→ **INSTRUCTIONS TO FOLLOW**
Across the entries below, please work out how many lines contain the string "meta" and give only the number.
....................
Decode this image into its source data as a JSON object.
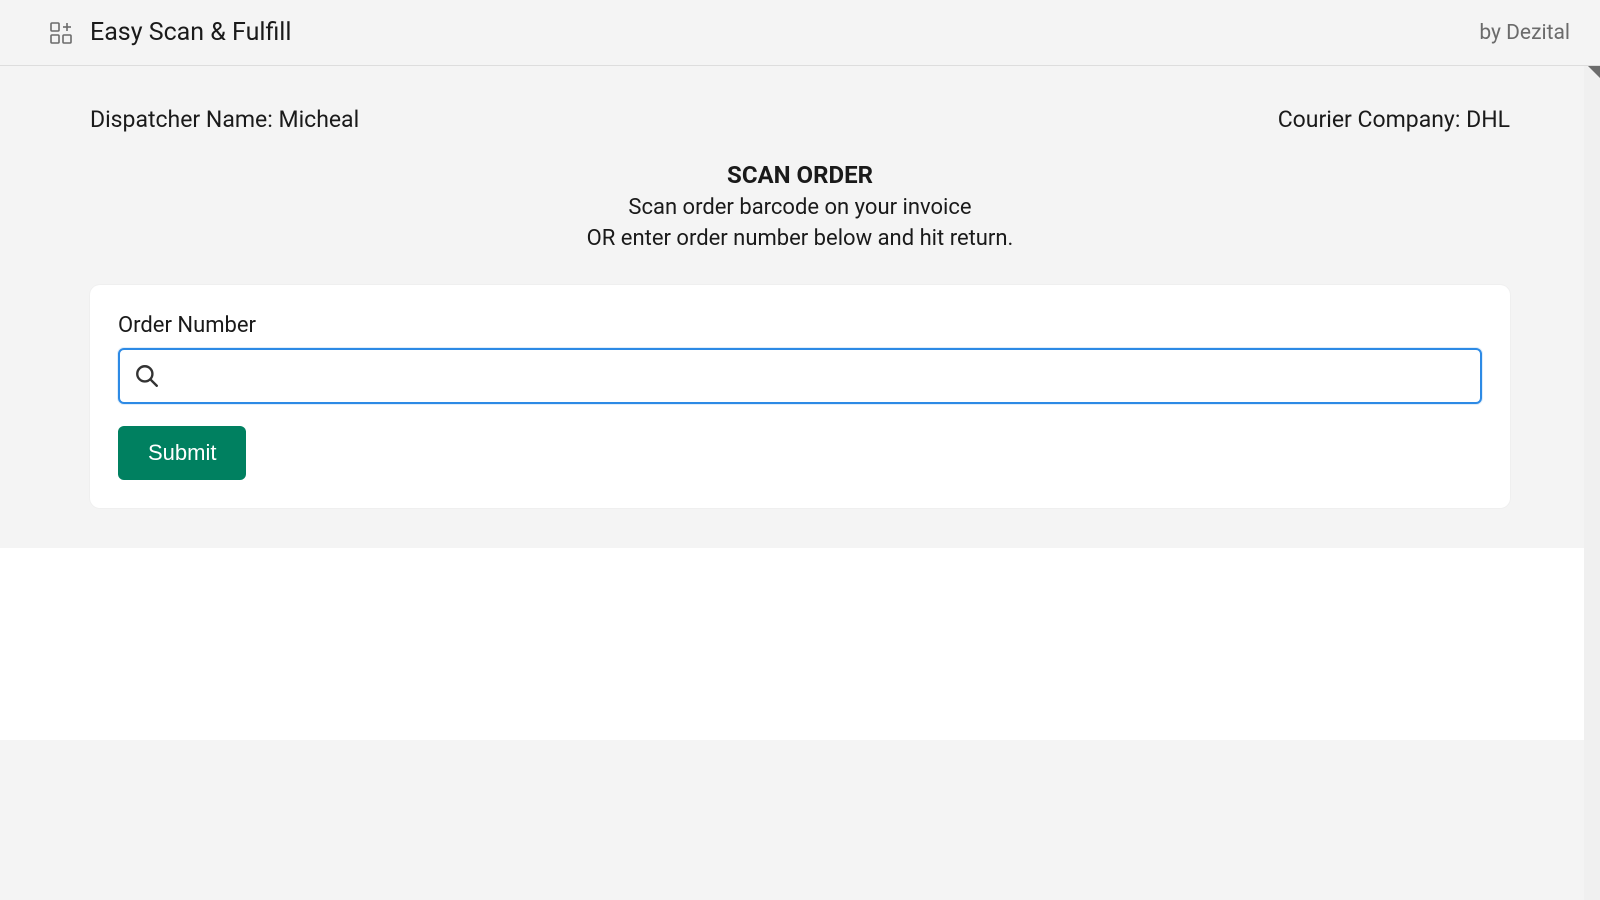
{
  "header": {
    "app_title": "Easy Scan & Fulfill",
    "brand": "by Dezital"
  },
  "info": {
    "dispatcher_label": "Dispatcher Name:",
    "dispatcher_value": "Micheal",
    "courier_label": "Courier Company:",
    "courier_value": "DHL"
  },
  "scan": {
    "title": "SCAN ORDER",
    "line1": "Scan order barcode on your invoice",
    "line2": "OR enter order number below and hit return."
  },
  "form": {
    "order_label": "Order Number",
    "order_value": "",
    "order_placeholder": "",
    "submit_label": "Submit"
  },
  "colors": {
    "accent_green": "#008060",
    "focus_blue": "#2d8ae5"
  }
}
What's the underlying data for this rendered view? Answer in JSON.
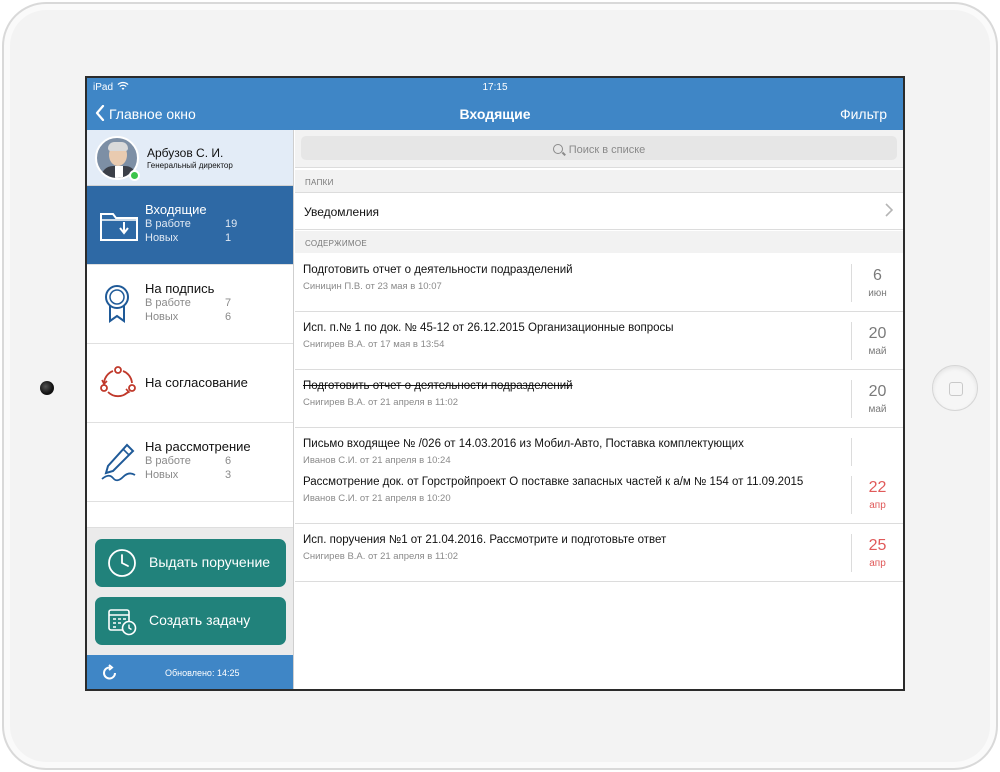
{
  "statusbar": {
    "device": "iPad",
    "time": "17:15"
  },
  "navbar": {
    "back_label": "Главное окно",
    "title": "Входящие",
    "filter_label": "Фильтр"
  },
  "profile": {
    "name": "Арбузов С. И.",
    "role": "Генеральный директор"
  },
  "sidebar": {
    "items": [
      {
        "label": "Входящие",
        "stats": [
          {
            "label": "В работе",
            "value": "19"
          },
          {
            "label": "Новых",
            "value": "1"
          }
        ]
      },
      {
        "label": "На подпись",
        "stats": [
          {
            "label": "В работе",
            "value": "7"
          },
          {
            "label": "Новых",
            "value": "6"
          }
        ]
      },
      {
        "label": "На согласование"
      },
      {
        "label": "На рассмотрение",
        "stats": [
          {
            "label": "В работе",
            "value": "6"
          },
          {
            "label": "Новых",
            "value": "3"
          }
        ]
      }
    ],
    "actions": [
      {
        "label": "Выдать поручение"
      },
      {
        "label": "Создать задачу"
      }
    ],
    "updated": "Обновлено: 14:25"
  },
  "search": {
    "placeholder": "Поиск в списке"
  },
  "sections": {
    "folders": "ПАПКИ",
    "content": "СОДЕРЖИМОЕ"
  },
  "folders": [
    {
      "label": "Уведомления"
    }
  ],
  "documents": [
    {
      "title": "Подготовить отчет о деятельности подразделений",
      "meta": "Синицин П.В. от 23 мая в 10:07",
      "day": "6",
      "month": "июн"
    },
    {
      "title": "Исп. п.№ 1 по док. № 45-12 от 26.12.2015 Организационные вопросы",
      "meta": "Снигирев В.А. от 17 мая в 13:54",
      "day": "20",
      "month": "май"
    },
    {
      "title": "Подготовить отчет о деятельности подразделений",
      "meta": "Снигирев В.А. от 21 апреля в 11:02",
      "day": "20",
      "month": "май"
    },
    {
      "title": "Письмо входящее № /026 от 14.03.2016 из Мобил-Авто,  Поставка комплектующих",
      "meta": "Иванов  С.И. от 21 апреля в 10:24",
      "day": "",
      "month": ""
    },
    {
      "title": "Рассмотрение док. от Горстройпроект О поставке запасных частей к а/м № 154 от 11.09.2015",
      "meta": "Иванов  С.И. от 21 апреля в 10:20",
      "day": "22",
      "month": "апр"
    },
    {
      "title": "Исп. поручения №1 от 21.04.2016. Рассмотрите и подготовьте ответ",
      "meta": "Снигирев В.А. от 21 апреля в 11:02",
      "day": "25",
      "month": "апр"
    }
  ],
  "colors": {
    "accent": "#3f86c6",
    "active_item": "#2e69a5",
    "action_button": "#21827b",
    "overdue": "#e05a5a",
    "online": "#3cc44b"
  },
  "icons": [
    "back-chevron-icon",
    "wifi-icon",
    "folder-inbox-icon",
    "award-ribbon-icon",
    "cycle-arrows-icon",
    "pen-sign-icon",
    "clock-icon",
    "calendar-clock-icon",
    "refresh-icon",
    "search-icon",
    "chevron-right-icon"
  ]
}
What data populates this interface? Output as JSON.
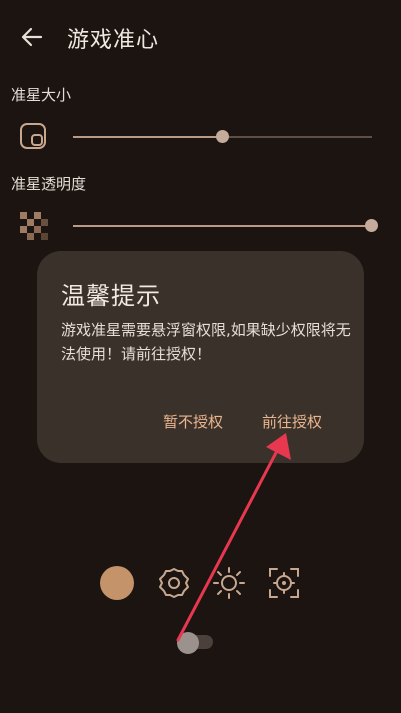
{
  "header": {
    "title": "游戏准心"
  },
  "size_section": {
    "label": "准星大小",
    "value": 0.5
  },
  "opacity_section": {
    "label": "准星透明度",
    "value": 1.0
  },
  "dialog": {
    "title": "温馨提示",
    "message": "游戏准星需要悬浮窗权限,如果缺少权限将无法使用！请前往授权！",
    "cancel_label": "暂不授权",
    "confirm_label": "前往授权"
  },
  "colors": {
    "background": "#1b1411",
    "accent": "#c4936a",
    "dialog": "#3a312b",
    "arrow": "#e8384f"
  },
  "toolbar": {
    "icons": [
      "color-dot-icon",
      "settings-gear-icon",
      "brightness-icon",
      "crosshair-target-icon"
    ]
  },
  "toggle": {
    "state": "off"
  }
}
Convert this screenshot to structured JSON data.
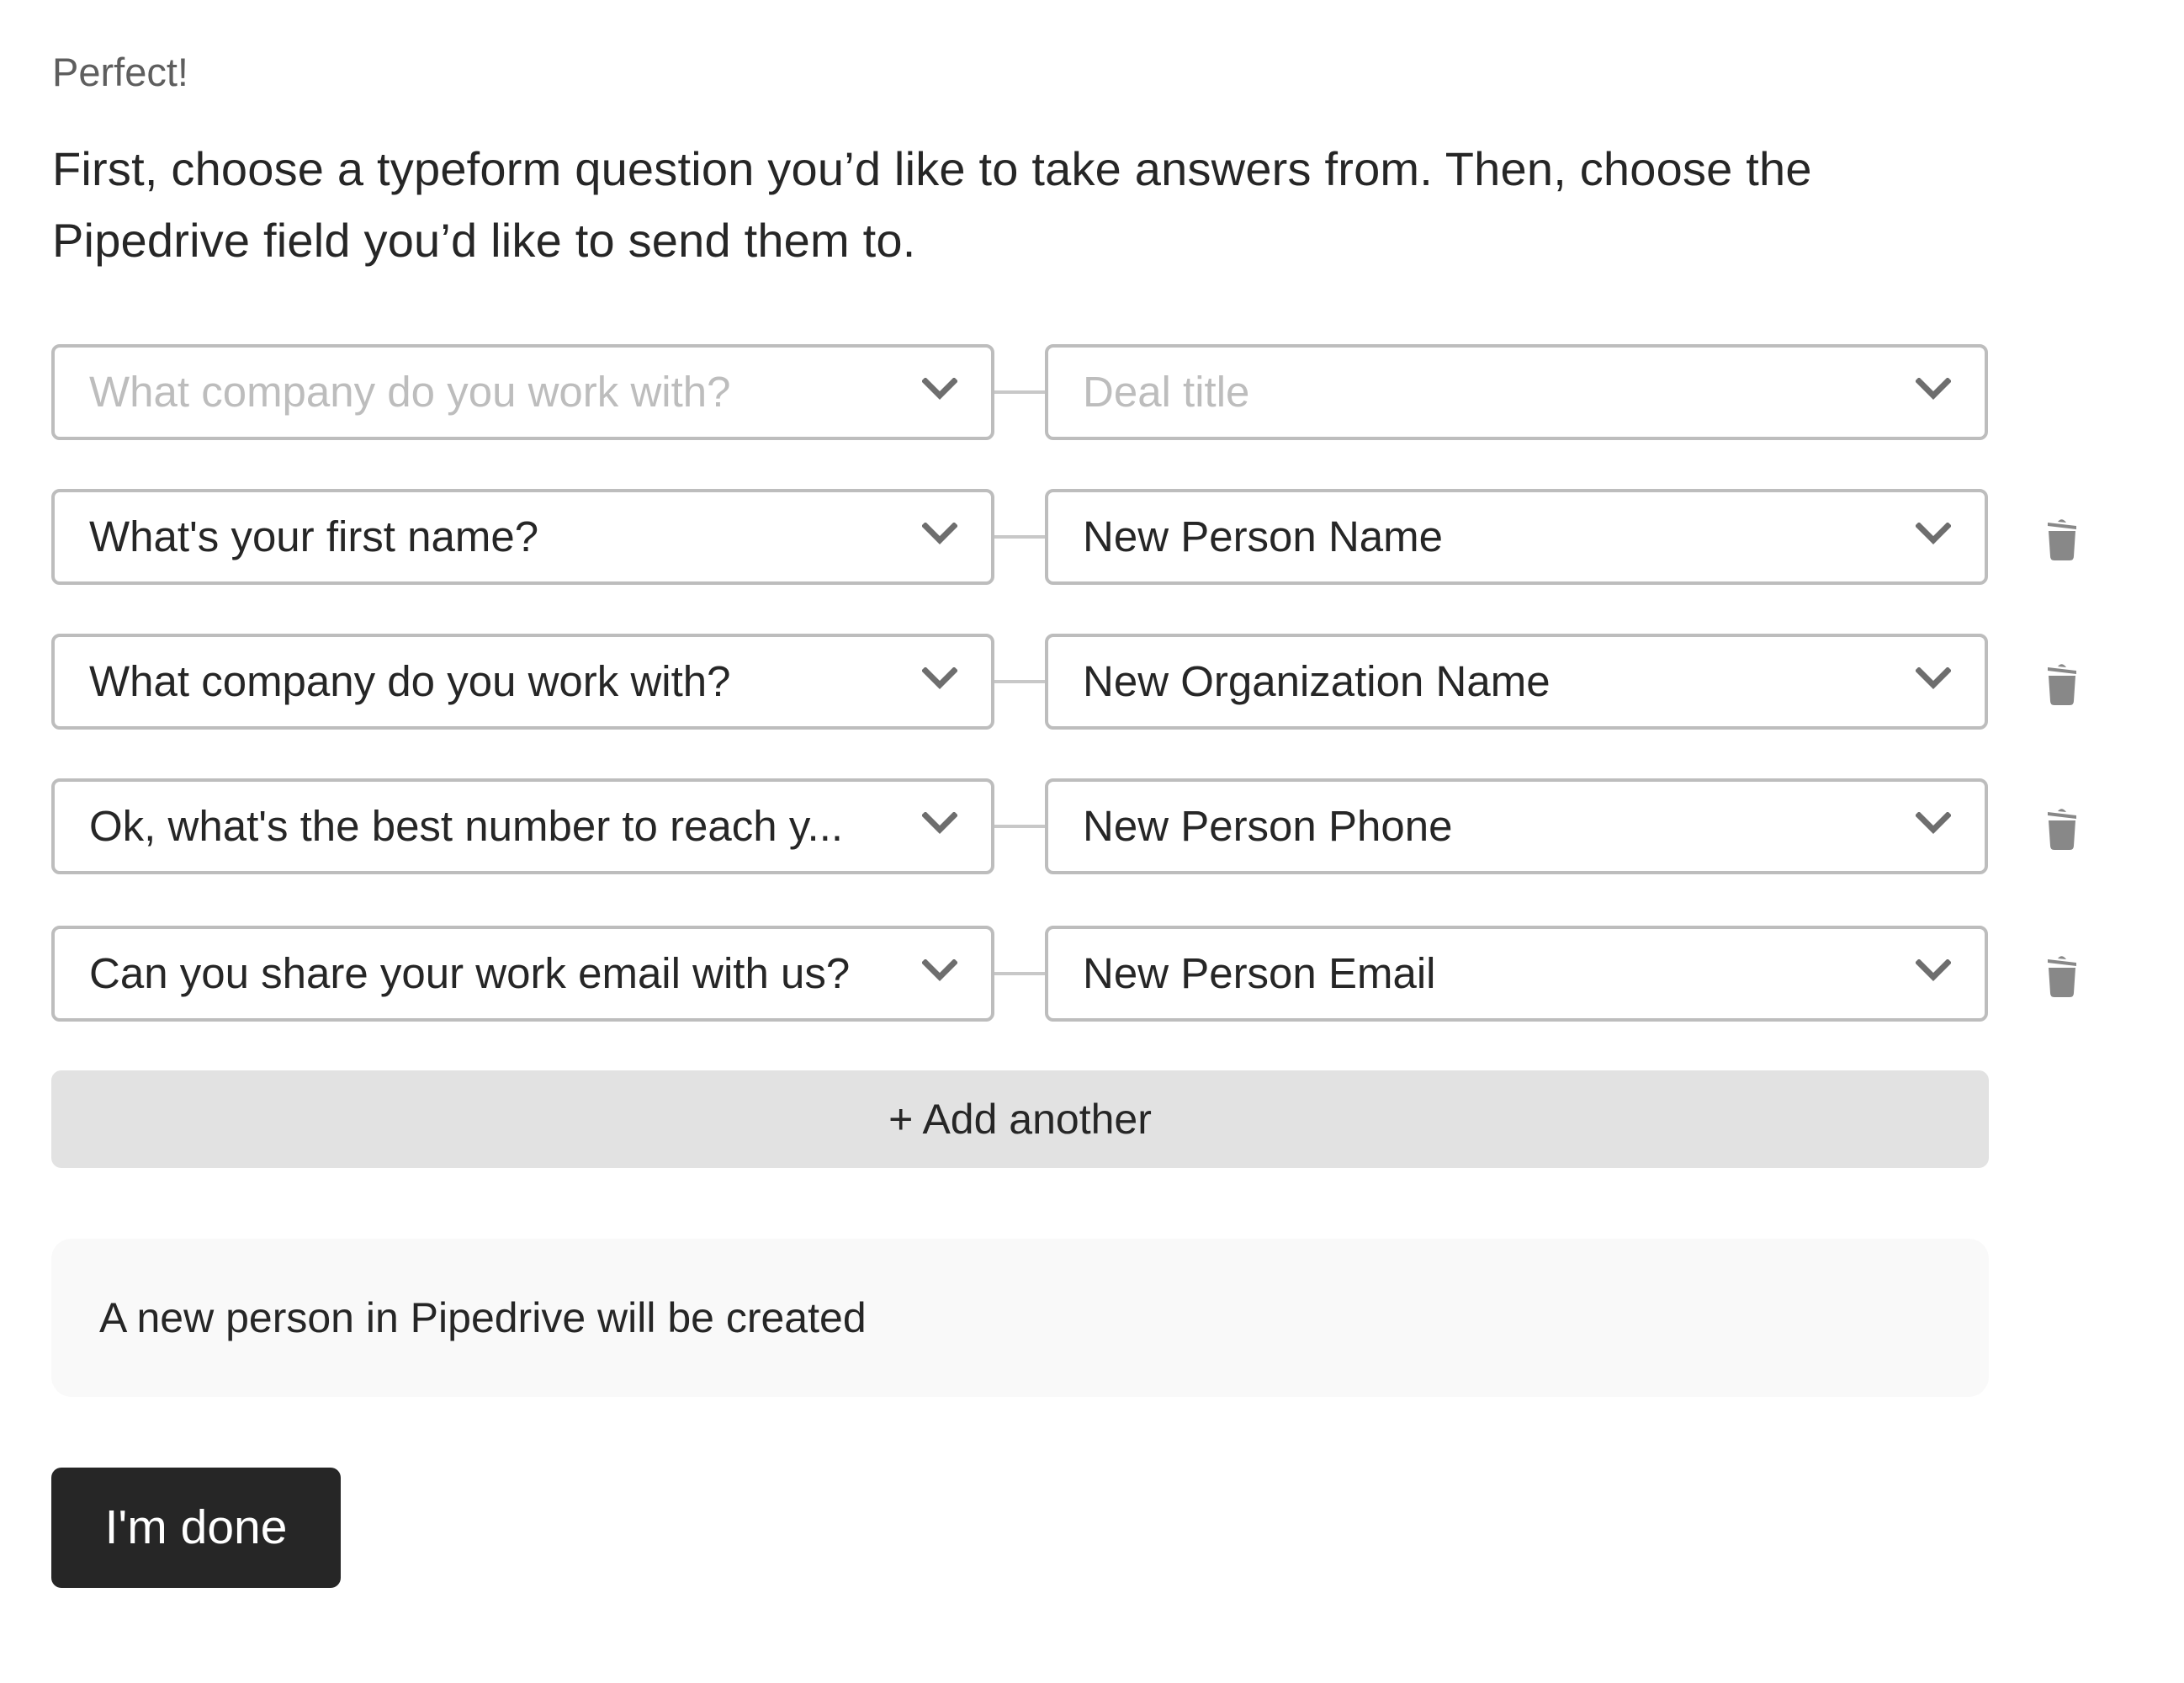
{
  "header": {
    "label": "Perfect!",
    "instructions": "First, choose a typeform question you’d like to take answers from. Then, choose the Pipedrive field you’d like to send them to."
  },
  "mappings": [
    {
      "question": {
        "value": "",
        "placeholder": "What company do you work with?"
      },
      "field": {
        "value": "",
        "placeholder": "Deal title"
      },
      "deletable": false
    },
    {
      "question": {
        "value": "What's your first name?"
      },
      "field": {
        "value": "New Person Name"
      },
      "deletable": true
    },
    {
      "question": {
        "value": "What company do you work with?"
      },
      "field": {
        "value": "New Organization Name"
      },
      "deletable": true
    },
    {
      "question": {
        "value": "Ok, what's the best number to reach y..."
      },
      "field": {
        "value": "New Person Phone"
      },
      "deletable": true
    },
    {
      "question": {
        "value": "Can you share your work email with us?"
      },
      "field": {
        "value": "New Person Email"
      },
      "deletable": true
    }
  ],
  "icons": {
    "dropdown": "chevron-down-icon",
    "delete": "trash-icon"
  },
  "actions": {
    "add_another_label": "+ Add another",
    "done_label": "I'm done"
  },
  "info": {
    "message": "A new person in Pipedrive will be created"
  },
  "colors": {
    "text": "#262626",
    "muted_text": "#5e5e5e",
    "placeholder": "#bdbdbd",
    "border": "#bdbdbd",
    "icon": "#6e6e6e",
    "trash": "#888888",
    "add_button_bg": "#e2e2e2",
    "info_bg": "#f9f9f9",
    "primary_button_bg": "#262626",
    "primary_button_text": "#ffffff"
  }
}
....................
→ **FINISHED EXERCISE**
6